I’ve been teaching in university business programs and doing research for more than 20 years, and obviously I enjoy my work or I wouldn’t still be doing it. But I’m always annoyed by misconceptions about the kind of research that goes on in business schools.
A lot of people think business school research is only trying to find better ways for managers to exploit their employees, and/or to reinforce the hierarchical capitalist system. There’s also a common misconception – one that’s often mindlessly spouted by academics in other disciplines – that researchers in business schools just have to ask and their corporate masters will hand over tons of money to support their work. I know I’m not the only person who wishes this were true so they didn’t have to spend so much time writing grant applications. In reality, business school researchers struggle just as much as researchers in any other discipline to get funding for their work.
In this post and its sequel, I’m going to highlight some research from business schools that goes against these misconceptions, either in the choice of research subjects or in the research questions that were investigated – and which, as far as I know, wasn’t funded by any corporation. I don’t present these as examples of the type of research that generally comes out of business schools – I will admit that these articles stand out simply because they are different. But I’m presenting them to show that, yes, there are progressive, critical researchers in business schools. And in my opinion they have some pretty interesting things to say.
Engaging in Personal Business on the Job
This article, by Caroline D’Abate and Erik Eddy, not only acknowledges that people goof off on the job, but tries to identify exactly what kind of non-work activities people get up to during their work hours. It also attempts to figure out the cost of these other activities to organizations.
The authors frame their investigation around presenteeism, which is the idea that people can physically be at work, but not be mentally present or productive. Usually presenteeism is described as a medical-related problem, e.g. people showing presenteeism are people who are sick but who come into work anyway. D’Abate and Eddy suggest that presenteeism also includes people who are well but who are doing things other than their assigned work tasks. That’s presenteeism because although they aren’t sick, they also are at work but not really working.
You might wonder how a researcher gets people to describe exactly how they waste time at work. D’Abate and Eddy used a Web-based survey, which gave the respondents more anonymity. They ended up with data from 115 respondents who worked in offices in nine-to-five type jobs.
Maybe not surprisingly, given the way the data were collected, the most common non-work activity was sending and receiving e-mail not related to work. Leisure-related non-work activities, like reading websites for fun, were more common than home-related non-work activities, like paying bills. The respondents estimated that they spent about 6.5 hours every work week on these activities. Based on the respondents’ self-reported salaries, each employer lost about $9,000 US a year for all the time when people weren’t working but were being paid to work.
However, the respondents didn’t feel that their non-work activities made them any less productive or committed to their work.

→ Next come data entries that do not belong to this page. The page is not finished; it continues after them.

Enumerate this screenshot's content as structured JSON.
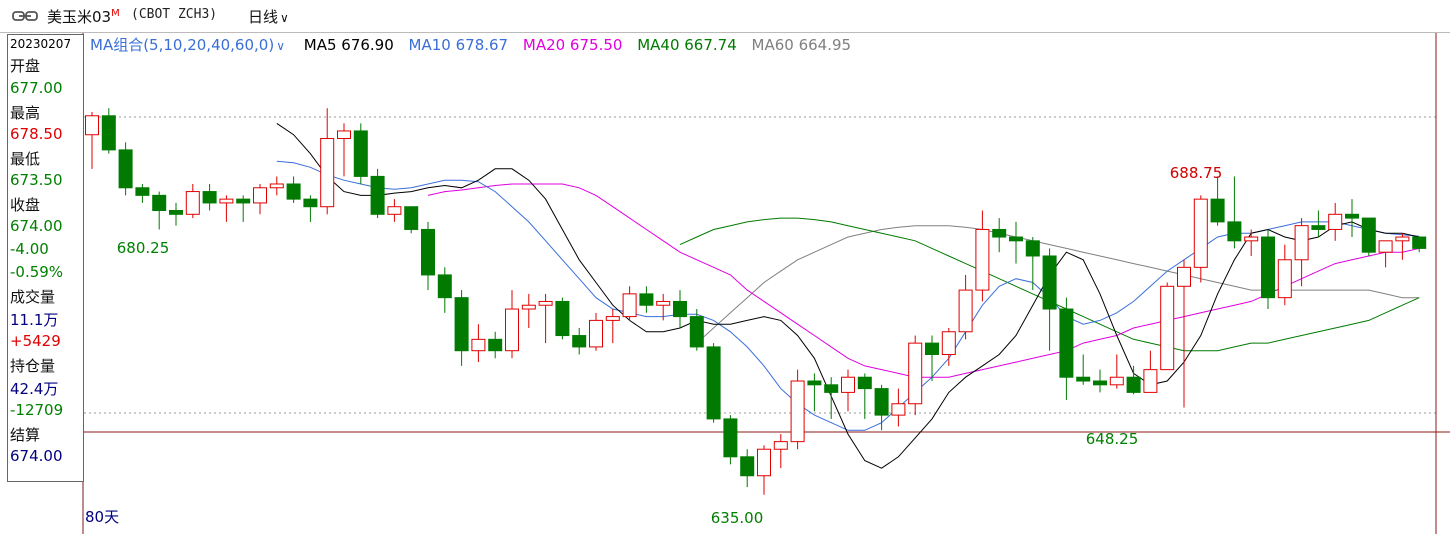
{
  "header": {
    "title": "美玉米03",
    "title_mark": "M",
    "code": "(CBOT ZCH3)",
    "period": "日线"
  },
  "info_panel": {
    "date": "20230207",
    "open_label": "开盘",
    "open": "677.00",
    "high_label": "最高",
    "high": "678.50",
    "low_label": "最低",
    "low": "673.50",
    "close_label": "收盘",
    "close": "674.00",
    "change": "-4.00",
    "change_pct": "-0.59%",
    "volume_label": "成交量",
    "volume": "11.1万",
    "volume_change": "+5429",
    "oi_label": "持仓量",
    "oi": "42.4万",
    "oi_change": "-12709",
    "settle_label": "结算",
    "settle": "674.00"
  },
  "ma_legend": {
    "group": "MA组合(5,10,20,40,60,0)",
    "ma5": "MA5 676.90",
    "ma10": "MA10 678.67",
    "ma20": "MA20 675.50",
    "ma40": "MA40 667.74",
    "ma60": "MA60 664.95"
  },
  "colors": {
    "up": "#e00000",
    "down": "#007a00",
    "ma5": "#000000",
    "ma10": "#3a6fd8",
    "ma20": "#e000e0",
    "ma40": "#007a00",
    "ma60": "#808080",
    "value_green": "#008000",
    "value_red": "#e00000",
    "value_blue": "#000080"
  },
  "chart_data": {
    "type": "candlestick",
    "ylim": [
      631,
      695
    ],
    "annotations": {
      "high": "688.75",
      "low": "635.00",
      "left_low": "680.25",
      "mid_low": "648.25"
    },
    "range_label": "80天",
    "reference_price": 674.0,
    "candles": [
      [
        682.5,
        685.0,
        678.0,
        685.5
      ],
      [
        685.0,
        680.5,
        680.0,
        686.0
      ],
      [
        680.5,
        675.5,
        674.5,
        681.5
      ],
      [
        675.5,
        674.5,
        673.5,
        676.0
      ],
      [
        674.5,
        672.5,
        670.0,
        675.0
      ],
      [
        672.5,
        672.0,
        670.5,
        673.5
      ],
      [
        672.0,
        675.0,
        671.5,
        676.0
      ],
      [
        675.0,
        673.5,
        672.5,
        676.0
      ],
      [
        673.5,
        674.0,
        671.0,
        674.5
      ],
      [
        674.0,
        673.5,
        671.0,
        674.5
      ],
      [
        673.5,
        675.5,
        672.0,
        676.0
      ],
      [
        675.5,
        676.0,
        674.5,
        677.0
      ],
      [
        676.0,
        674.0,
        673.5,
        677.0
      ],
      [
        674.0,
        673.0,
        671.0,
        674.5
      ],
      [
        673.0,
        682.0,
        672.0,
        686.0
      ],
      [
        682.0,
        683.0,
        677.0,
        684.0
      ],
      [
        683.0,
        677.0,
        676.0,
        684.0
      ],
      [
        677.0,
        672.0,
        671.5,
        678.0
      ],
      [
        672.0,
        673.0,
        671.0,
        674.0
      ],
      [
        673.0,
        670.0,
        669.5,
        673.0
      ],
      [
        670.0,
        664.0,
        662.0,
        671.0
      ],
      [
        664.0,
        661.0,
        659.0,
        665.0
      ],
      [
        661.0,
        654.0,
        652.0,
        662.0
      ],
      [
        654.0,
        655.5,
        652.5,
        657.5
      ],
      [
        655.5,
        654.0,
        653.0,
        656.5
      ],
      [
        654.0,
        659.5,
        653.0,
        662.0
      ],
      [
        659.5,
        660.0,
        657.0,
        661.5
      ],
      [
        660.0,
        660.5,
        655.0,
        661.5
      ],
      [
        660.5,
        656.0,
        655.5,
        661.0
      ],
      [
        656.0,
        654.5,
        653.5,
        657.0
      ],
      [
        654.5,
        658.0,
        654.0,
        659.0
      ],
      [
        658.0,
        658.5,
        655.0,
        659.5
      ],
      [
        658.5,
        661.5,
        658.0,
        662.5
      ],
      [
        661.5,
        660.0,
        659.0,
        662.5
      ],
      [
        660.0,
        660.5,
        658.0,
        661.5
      ],
      [
        660.5,
        658.5,
        657.0,
        662.0
      ],
      [
        658.5,
        654.5,
        654.0,
        659.5
      ],
      [
        654.5,
        645.0,
        644.5,
        655.0
      ],
      [
        645.0,
        640.0,
        639.0,
        645.5
      ],
      [
        640.0,
        637.5,
        636.0,
        641.0
      ],
      [
        637.5,
        641.0,
        635.0,
        641.5
      ],
      [
        641.0,
        642.0,
        638.5,
        643.0
      ],
      [
        642.0,
        650.0,
        641.0,
        651.5
      ],
      [
        650.0,
        649.5,
        646.0,
        651.0
      ],
      [
        649.5,
        648.5,
        645.0,
        650.5
      ],
      [
        648.5,
        650.5,
        646.0,
        651.5
      ],
      [
        650.5,
        649.0,
        645.0,
        651.0
      ],
      [
        649.0,
        645.5,
        643.5,
        649.5
      ],
      [
        645.5,
        647.0,
        644.0,
        649.0
      ],
      [
        647.0,
        655.0,
        645.5,
        656.0
      ],
      [
        655.0,
        653.5,
        650.0,
        656.0
      ],
      [
        653.5,
        656.5,
        652.0,
        657.0
      ],
      [
        656.5,
        662.0,
        655.5,
        664.0
      ],
      [
        662.0,
        670.0,
        660.5,
        672.5
      ],
      [
        670.0,
        669.0,
        667.0,
        671.5
      ],
      [
        669.0,
        668.5,
        665.5,
        671.0
      ],
      [
        668.5,
        666.5,
        662.0,
        669.0
      ],
      [
        666.5,
        659.5,
        654.0,
        667.5
      ],
      [
        659.5,
        650.5,
        647.5,
        661.0
      ],
      [
        650.5,
        650.0,
        649.5,
        653.5
      ],
      [
        650.0,
        649.5,
        648.5,
        651.5
      ],
      [
        649.5,
        650.5,
        649.0,
        653.5
      ],
      [
        650.5,
        648.5,
        648.25,
        652.0
      ],
      [
        648.5,
        651.5,
        649.0,
        654.0
      ],
      [
        651.5,
        662.5,
        651.5,
        663.0
      ],
      [
        662.5,
        665.0,
        646.5,
        666.0
      ],
      [
        665.0,
        674.0,
        663.0,
        674.5
      ],
      [
        674.0,
        671.0,
        670.5,
        677.0
      ],
      [
        671.0,
        668.5,
        667.5,
        677.0
      ],
      [
        668.5,
        669.0,
        666.5,
        670.0
      ],
      [
        669.0,
        661.0,
        659.5,
        670.0
      ],
      [
        661.0,
        666.0,
        660.0,
        668.0
      ],
      [
        666.0,
        670.5,
        662.5,
        671.5
      ],
      [
        670.5,
        670.0,
        669.0,
        672.5
      ],
      [
        670.0,
        672.0,
        668.5,
        673.5
      ],
      [
        672.0,
        671.5,
        669.0,
        674.0
      ],
      [
        671.5,
        667.0,
        666.5,
        671.5
      ],
      [
        667.0,
        668.5,
        665.0,
        668.5
      ],
      [
        668.5,
        669.0,
        666.0,
        669.5
      ],
      [
        669.0,
        667.5,
        667.0,
        669.0
      ]
    ],
    "ma": {
      "ma5": [
        684.0,
        682.5,
        680.0,
        677.0,
        675.0,
        674.5,
        674.5,
        674.8,
        675.0,
        675.5,
        675.8,
        675.5,
        676.5,
        678.0,
        678.0,
        676.5,
        674.0,
        670.0,
        666.0,
        663.0,
        660.0,
        658.0,
        656.5,
        656.5,
        657.0,
        658.0,
        657.5,
        657.5,
        658.0,
        658.5,
        658.0,
        656.0,
        653.0,
        648.0,
        643.0,
        639.5,
        638.5,
        640.0,
        642.5,
        645.0,
        648.5,
        650.5,
        652.0,
        653.5,
        656.0,
        660.0,
        664.0,
        667.0,
        666.0,
        661.5,
        656.0,
        651.0,
        649.5,
        650.0,
        652.5,
        656.0,
        661.5,
        666.0,
        669.5,
        670.0,
        669.0,
        668.5,
        669.0,
        670.5,
        671.0,
        670.0,
        669.5,
        669.5,
        669.0
      ],
      "ma10": [
        679.0,
        678.8,
        678.2,
        677.2,
        676.5,
        676.0,
        675.5,
        675.3,
        675.5,
        676.0,
        676.5,
        676.5,
        676.3,
        675.0,
        673.0,
        671.0,
        668.5,
        666.0,
        663.5,
        661.0,
        659.5,
        659.0,
        658.5,
        658.5,
        658.8,
        658.8,
        658.0,
        656.5,
        654.5,
        652.0,
        649.0,
        647.0,
        645.5,
        644.5,
        643.5,
        643.5,
        644.5,
        646.5,
        648.5,
        650.5,
        653.0,
        656.5,
        660.0,
        662.5,
        663.5,
        663.0,
        661.0,
        658.5,
        657.5,
        658.0,
        659.0,
        660.5,
        662.5,
        664.5,
        666.0,
        667.5,
        669.0,
        669.5,
        669.5,
        670.0,
        670.5,
        671.0,
        671.0,
        671.0,
        670.5,
        670.0,
        669.5,
        669.3,
        669.1
      ],
      "ma20": [
        674.5,
        675.0,
        675.2,
        675.5,
        675.8,
        676.0,
        676.0,
        676.0,
        676.0,
        675.5,
        674.5,
        673.0,
        671.5,
        670.0,
        668.5,
        667.0,
        666.0,
        665.0,
        664.0,
        662.0,
        660.5,
        659.0,
        657.5,
        656.0,
        654.5,
        653.0,
        652.0,
        651.5,
        651.0,
        650.5,
        650.5,
        650.5,
        651.0,
        651.5,
        652.0,
        652.5,
        653.0,
        653.5,
        654.0,
        655.0,
        655.5,
        656.0,
        657.0,
        657.5,
        658.0,
        658.5,
        659.0,
        659.5,
        660.0,
        660.5,
        661.5,
        662.5,
        663.5,
        664.5,
        665.5,
        666.0,
        666.5,
        667.0,
        667.0,
        667.5
      ],
      "ma40": [
        668.0,
        669.0,
        670.0,
        670.5,
        671.0,
        671.3,
        671.5,
        671.5,
        671.3,
        671.0,
        670.5,
        670.0,
        669.5,
        669.0,
        668.5,
        667.5,
        666.5,
        665.5,
        664.5,
        663.5,
        662.5,
        661.5,
        660.5,
        659.5,
        658.5,
        657.5,
        656.5,
        655.5,
        655.0,
        654.5,
        654.0,
        654.0,
        654.0,
        654.5,
        655.0,
        655.0,
        655.5,
        656.0,
        656.5,
        657.0,
        657.5,
        658.0,
        659.0,
        660.0,
        661.0
      ],
      "ma60": [
        655.0,
        657.0,
        659.0,
        661.0,
        663.0,
        664.5,
        666.0,
        667.0,
        668.0,
        669.0,
        669.5,
        670.0,
        670.3,
        670.5,
        670.5,
        670.5,
        670.3,
        670.0,
        669.5,
        669.0,
        668.5,
        668.0,
        667.5,
        667.0,
        666.5,
        666.0,
        665.5,
        665.0,
        664.5,
        664.0,
        663.5,
        663.0,
        662.5,
        662.0,
        662.0,
        662.0,
        662.0,
        662.0,
        662.0,
        662.0,
        662.0,
        661.5,
        661.0,
        661.0
      ]
    }
  }
}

The only negative effect appeared to be that the more non-work activities they engaged in, the more they procrastinated at work. The authors suggest that the procrastination might be a reason for employers to crack down on goofing off at work, but also suggest that employers being heavy-handed about non-work activity might have more negative effects than positive ones.
Identity affirmation through `signature style’: A study of toy car designers
Geeks who design toys all day long are not typical workers, but they are a very popular kind of employee right now: creative workers. A lot of organizations who think that “creativity = innovation = $$$” not only want to hire creative workers, but want to know how to manage creative workers. This study, by Kimberly Elsbach, looks at an aspect of creative work that isn’t often discussed – how creative work may or may not conflict with the demands of a commercial, profit-driven workplace. The question she tried to answer was how employees manage to maintain their creative identities in a corporate setting, where they have to produce commercial commodities that will be sold as part of a brand with a strong market identity. In other words, the creative workers have to produce something that fits with what the company does and is known for, but they still want to be creative and feel creative.
Elsbach interviewed and observed 10 toy car designers at a company she called “CoolCars” (the statistics in the article suggest that it might be this company), in addition to analyzing the actual products they worked on. She found that it was extremely important to the designers to maintain a personal creative identity that was “independent” and “idealistic” – they did not want to be seen as corporate, and they wanted to do the things that attracted them to creative work in the first place. The main way they achieved this was through developing a signature style in their work, which wasn’t necessarily apparent to the casual toy buyer or to the organization, but which was recognizable to other designers and to toy car collectors.
The affirmation of their distinctive work by people outside the organization was really important to the designers, and helped them maintain a professional “identity”, even in a corporate setting that restricted what they could do. So organizations who want to make creative workers happy could support them to develop distinctive individual identities, however they define that for themselves, and can try to build on the support those workers get for their work from outside the organization – not just look at how their work is received inside the organization.
In my second post on this topic, I’ll be talking about two research papers from the recent Administrative Sciences Association of Canada conference.